What Is an Impound Account?
If you’ve been exploring what is involved in using a home loan, then you’ve probably already come across impound accounts. If you haven’t heard the term before, then you’ve just encountered them under a different name. An escrow account is sometimes called an impound account in certain parts of the country, according to California Title Company. Whichever name you prefer to use, this type of account is set up by your lender for a specific purpose.
What Is the Purpose of an Escrow Account?
As the Consumer Financial Protection Bureau explains, an escrow account is set up by your lender. It’s used to hold funds collected as part of your monthly mortgage payments. Your lender uses these funds to pay certain property-related expenses, like property taxes or insurance premiums when they come due.
Are Impound Accounts Required?
The rules governing escrow accounts vary by state. Lenders normally require borrowers who put down less than 20 percent to have impound accounts. Certain types of loans also require impound accounts. As Investopedia points out, many lenders will allow borrowers who have at least 20 percent equity and a loan that allows it to close the equity account and take responsibility for the payment of their own taxes and insurance. However, many borrowers are happy with the status quo. They are content to continue paying into the escrow account even when the lender no longer requires it because they can appreciate the benefits the arrangement offers.

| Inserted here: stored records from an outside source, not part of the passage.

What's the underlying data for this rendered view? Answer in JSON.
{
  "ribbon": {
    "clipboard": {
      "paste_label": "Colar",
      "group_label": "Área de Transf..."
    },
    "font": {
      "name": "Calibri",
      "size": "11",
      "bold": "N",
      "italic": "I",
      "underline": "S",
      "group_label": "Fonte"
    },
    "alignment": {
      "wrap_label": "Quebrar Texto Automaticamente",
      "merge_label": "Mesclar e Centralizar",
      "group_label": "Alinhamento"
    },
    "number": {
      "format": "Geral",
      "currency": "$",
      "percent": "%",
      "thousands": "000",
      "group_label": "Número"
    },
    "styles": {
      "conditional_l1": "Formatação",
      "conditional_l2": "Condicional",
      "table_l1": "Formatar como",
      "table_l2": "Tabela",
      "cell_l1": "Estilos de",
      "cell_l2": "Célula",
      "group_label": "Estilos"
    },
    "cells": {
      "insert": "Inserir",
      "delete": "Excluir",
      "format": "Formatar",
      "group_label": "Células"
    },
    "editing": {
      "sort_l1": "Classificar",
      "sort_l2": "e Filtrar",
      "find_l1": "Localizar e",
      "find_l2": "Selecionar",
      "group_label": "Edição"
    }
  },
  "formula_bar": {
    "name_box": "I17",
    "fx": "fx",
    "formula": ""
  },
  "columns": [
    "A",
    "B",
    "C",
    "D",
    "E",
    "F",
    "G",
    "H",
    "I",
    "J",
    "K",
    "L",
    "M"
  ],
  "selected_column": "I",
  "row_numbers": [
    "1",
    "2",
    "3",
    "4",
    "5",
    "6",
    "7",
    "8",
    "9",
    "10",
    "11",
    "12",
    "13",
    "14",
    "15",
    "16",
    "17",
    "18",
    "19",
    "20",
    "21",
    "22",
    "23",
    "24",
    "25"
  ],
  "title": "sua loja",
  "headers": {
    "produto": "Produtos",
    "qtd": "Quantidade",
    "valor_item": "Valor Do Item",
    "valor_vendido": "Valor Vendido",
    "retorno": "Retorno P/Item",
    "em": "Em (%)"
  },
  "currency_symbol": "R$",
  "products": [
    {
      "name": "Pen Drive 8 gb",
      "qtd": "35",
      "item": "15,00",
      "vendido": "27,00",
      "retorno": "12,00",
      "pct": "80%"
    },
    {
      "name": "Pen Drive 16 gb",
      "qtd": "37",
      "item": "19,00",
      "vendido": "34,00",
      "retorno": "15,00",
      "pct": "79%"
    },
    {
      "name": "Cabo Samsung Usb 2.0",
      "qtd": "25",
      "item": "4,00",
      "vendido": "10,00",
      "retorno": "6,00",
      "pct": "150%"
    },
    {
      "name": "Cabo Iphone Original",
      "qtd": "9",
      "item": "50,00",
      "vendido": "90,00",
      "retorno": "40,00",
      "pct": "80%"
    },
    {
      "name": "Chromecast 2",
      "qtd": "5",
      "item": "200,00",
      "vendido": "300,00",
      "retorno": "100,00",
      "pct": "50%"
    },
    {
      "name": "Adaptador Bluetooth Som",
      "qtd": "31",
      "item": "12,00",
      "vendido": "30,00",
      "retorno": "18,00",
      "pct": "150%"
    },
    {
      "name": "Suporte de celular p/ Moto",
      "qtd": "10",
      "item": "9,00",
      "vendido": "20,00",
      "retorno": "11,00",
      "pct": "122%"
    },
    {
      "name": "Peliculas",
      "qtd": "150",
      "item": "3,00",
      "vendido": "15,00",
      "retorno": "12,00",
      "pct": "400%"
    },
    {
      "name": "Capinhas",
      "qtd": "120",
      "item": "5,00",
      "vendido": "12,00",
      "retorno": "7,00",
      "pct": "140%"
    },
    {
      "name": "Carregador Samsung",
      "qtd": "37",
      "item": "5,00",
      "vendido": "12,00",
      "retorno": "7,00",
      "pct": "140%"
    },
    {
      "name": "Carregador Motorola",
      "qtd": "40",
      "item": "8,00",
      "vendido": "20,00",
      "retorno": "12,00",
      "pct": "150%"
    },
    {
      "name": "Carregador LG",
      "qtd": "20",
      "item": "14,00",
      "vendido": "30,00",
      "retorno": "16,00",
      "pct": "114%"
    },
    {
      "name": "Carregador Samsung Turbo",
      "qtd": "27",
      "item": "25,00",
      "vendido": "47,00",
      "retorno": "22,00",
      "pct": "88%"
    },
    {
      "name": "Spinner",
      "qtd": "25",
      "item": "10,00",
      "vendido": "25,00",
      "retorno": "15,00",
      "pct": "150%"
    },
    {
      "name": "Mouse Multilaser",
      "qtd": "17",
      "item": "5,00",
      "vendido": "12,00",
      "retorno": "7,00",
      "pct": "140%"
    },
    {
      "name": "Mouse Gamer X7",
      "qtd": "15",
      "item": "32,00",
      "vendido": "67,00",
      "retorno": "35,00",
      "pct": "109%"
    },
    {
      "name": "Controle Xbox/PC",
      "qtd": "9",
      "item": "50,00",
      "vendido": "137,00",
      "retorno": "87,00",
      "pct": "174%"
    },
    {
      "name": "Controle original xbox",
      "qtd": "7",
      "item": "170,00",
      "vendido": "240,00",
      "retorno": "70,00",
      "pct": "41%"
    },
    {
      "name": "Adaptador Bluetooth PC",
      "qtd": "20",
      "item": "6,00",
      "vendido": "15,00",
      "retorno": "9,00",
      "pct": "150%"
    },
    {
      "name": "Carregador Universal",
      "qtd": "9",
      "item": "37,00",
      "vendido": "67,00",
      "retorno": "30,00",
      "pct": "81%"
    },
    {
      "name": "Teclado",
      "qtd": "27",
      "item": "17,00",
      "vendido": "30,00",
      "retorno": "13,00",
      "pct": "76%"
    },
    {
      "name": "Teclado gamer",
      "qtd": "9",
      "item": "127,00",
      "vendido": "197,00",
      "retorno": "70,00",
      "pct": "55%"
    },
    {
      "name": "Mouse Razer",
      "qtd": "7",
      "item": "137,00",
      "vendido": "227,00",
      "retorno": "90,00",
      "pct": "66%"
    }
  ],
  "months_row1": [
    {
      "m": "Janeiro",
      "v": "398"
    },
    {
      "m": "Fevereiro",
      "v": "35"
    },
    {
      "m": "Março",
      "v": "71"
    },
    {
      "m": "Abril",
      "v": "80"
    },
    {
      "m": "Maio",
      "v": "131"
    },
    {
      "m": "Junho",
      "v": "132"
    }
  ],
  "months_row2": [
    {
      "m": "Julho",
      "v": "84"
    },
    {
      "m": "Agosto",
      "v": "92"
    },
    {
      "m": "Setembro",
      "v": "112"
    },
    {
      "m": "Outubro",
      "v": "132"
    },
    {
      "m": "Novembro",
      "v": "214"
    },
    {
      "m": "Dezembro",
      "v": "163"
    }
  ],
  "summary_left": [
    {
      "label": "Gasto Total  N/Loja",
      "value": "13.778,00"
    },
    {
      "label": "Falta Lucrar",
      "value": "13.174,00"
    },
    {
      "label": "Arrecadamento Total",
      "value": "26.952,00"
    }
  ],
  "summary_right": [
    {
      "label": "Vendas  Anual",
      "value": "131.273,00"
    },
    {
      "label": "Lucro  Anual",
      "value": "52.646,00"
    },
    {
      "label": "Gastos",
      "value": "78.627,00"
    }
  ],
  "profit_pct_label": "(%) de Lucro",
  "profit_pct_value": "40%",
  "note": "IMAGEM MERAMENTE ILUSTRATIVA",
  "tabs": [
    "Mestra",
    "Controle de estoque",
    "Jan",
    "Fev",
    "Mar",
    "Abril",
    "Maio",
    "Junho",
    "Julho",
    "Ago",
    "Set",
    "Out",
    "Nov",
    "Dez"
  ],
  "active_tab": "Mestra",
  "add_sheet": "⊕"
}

Are There Benefits to Escrow Accounts?
As The Mortgage Reports makes clear, escrow accounts offer benefits for both lenders and borrowers. For lenders, there’s the comfort of knowing that their interests are protected. Collecting the funds for property taxes and insurance premiums ensures that these bills get paid. This eliminates the worry of the property being seized for failure to pay taxes. It also reduces the risk of a situation where the property is damaged and goes unrepaired because the owner lacks the resources because they allowed their insurance policy to lapse. What about homeowners? Tax bills and insurance premiums are large semi-annual or annual bills that can sneak up on you if you aren’t paying enough attention. Having an escrow account means that your lender collects a small amount of what’s needed to pay these bills each month, so you’re never hit with a surprise bill.
Are There Disadvantages to Escrow Accounts?
Some states require your lender to pay you interest on the money in your escrow account. Others don’t. If you live in one of the states where you lose out on the interest, that’s a clear disadvantage, according to Investopedia.
What Happens If There’s a Mistake?
Nothing is perfect. What happens if a mistake is made? The Mortgage Reports breaks it down: If you have an escrow account, and your lender fails to pay a bill, notify them. They must respond with a receipt of the error within five days and correct the error within 30 days. Any late charges or penalties resulting from their error are their responsibility. If you don’t have an escrow account and fall into arrears with a property tax bill or insurance bill, you are responsible for correcting things. However, if the situation is out of hand, your mortgage company may step in to pay the necessary amounts and add them to your balance. If they do, they’ll likely declare you in breach of your waiver of an escrow account and require you to set up a new escrow account to protect their investment.
Are you interested in learning more about home loans? Is refinancing in your future? Reach out to PrimeLending Dallas. Helping you find the best way to reach for your housing goals would be our pleasure. Contact us today to get started.